Written byChris Bing
At least $100 million in funding specifically to counter Russian information operations will be available under a newly unveiled spending bill to keep the U.S. government running until the end of September.
Dubbed the “Countering Russian Influence Fund,” the new initiative is designed to provide support to “civil society organizations and other entities” based in Europe, Eurasia and Central Asia.
The inclusion of the provision comes just one day after President Trump once again downplayed the impact of Russian information operations on the 2016 presidential election during a nationally televised interview with CBS News. The Office of the Director of National Intelligence published a historic, declassified report in January accusing Russian intelligence services of hacking into the Democratic National Committee and email mailbox of top political strategist John Podesta in an effort to leak confidential messages that would discredit Democratic candidate Hillary Clinton.
Private sector cybersecurity firms have warned in recent months that a hacking group synonymous with Russian intelligence services, known as APT28 or Fancy Bear, is actively targeting political organizations in France and Germany — both of which plan to hold elections later this year.
In Congress, lawmakers are becoming increasingly aware of the threat of information warfare — a term used to broadly define propaganda efforts undertaken by a nation state to strategically influence public opinion in a foreign country — after several recent congressional hearings, which brought experts to Capitol Hill to discuss the matter.
“Not less than $100,000,000 shall be made available for assistance to counter Russian influence and aggression in countries in Europe and Eurasia: Provided, That such funds shall be referred to as the Countering Russian Influence Fund (the Fund), and be made available to civil society organizations and other entities in such countries for rule of law, media, cyber, and other programs that strengthen democratic institutions and processes and counter Russian influence and aggression,” the bill reads.
The legislation also importantly establishes an implementation framework for the “Countering Russian Influence Fund,” which calls on Secretary of State Rex Tillerson and USAID Administrator Wade Warren to submit a spending plan within 45 days of the bill’s passage to the Committees on Appropriations “detailing the proposed uses of the Fund on a country-by-country basis.”

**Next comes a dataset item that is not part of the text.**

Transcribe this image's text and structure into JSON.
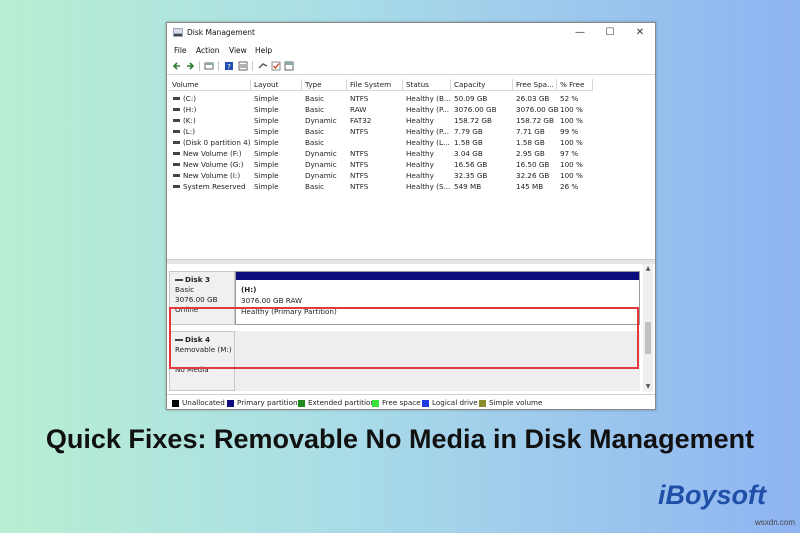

This is not the first time Congress has introduced legislation that aims to stifle Russian information operations. In early January, Democratic Sen. Ben Cardin of Maryland, a ranking member on the Senate Foreign Relations committee, sponsored the Counteracting Russian Hostilities Act of 2017, an expansive and comprehensive sanctions bill that proposes a package of fiscal and diplomatic penalties against the Kremlin.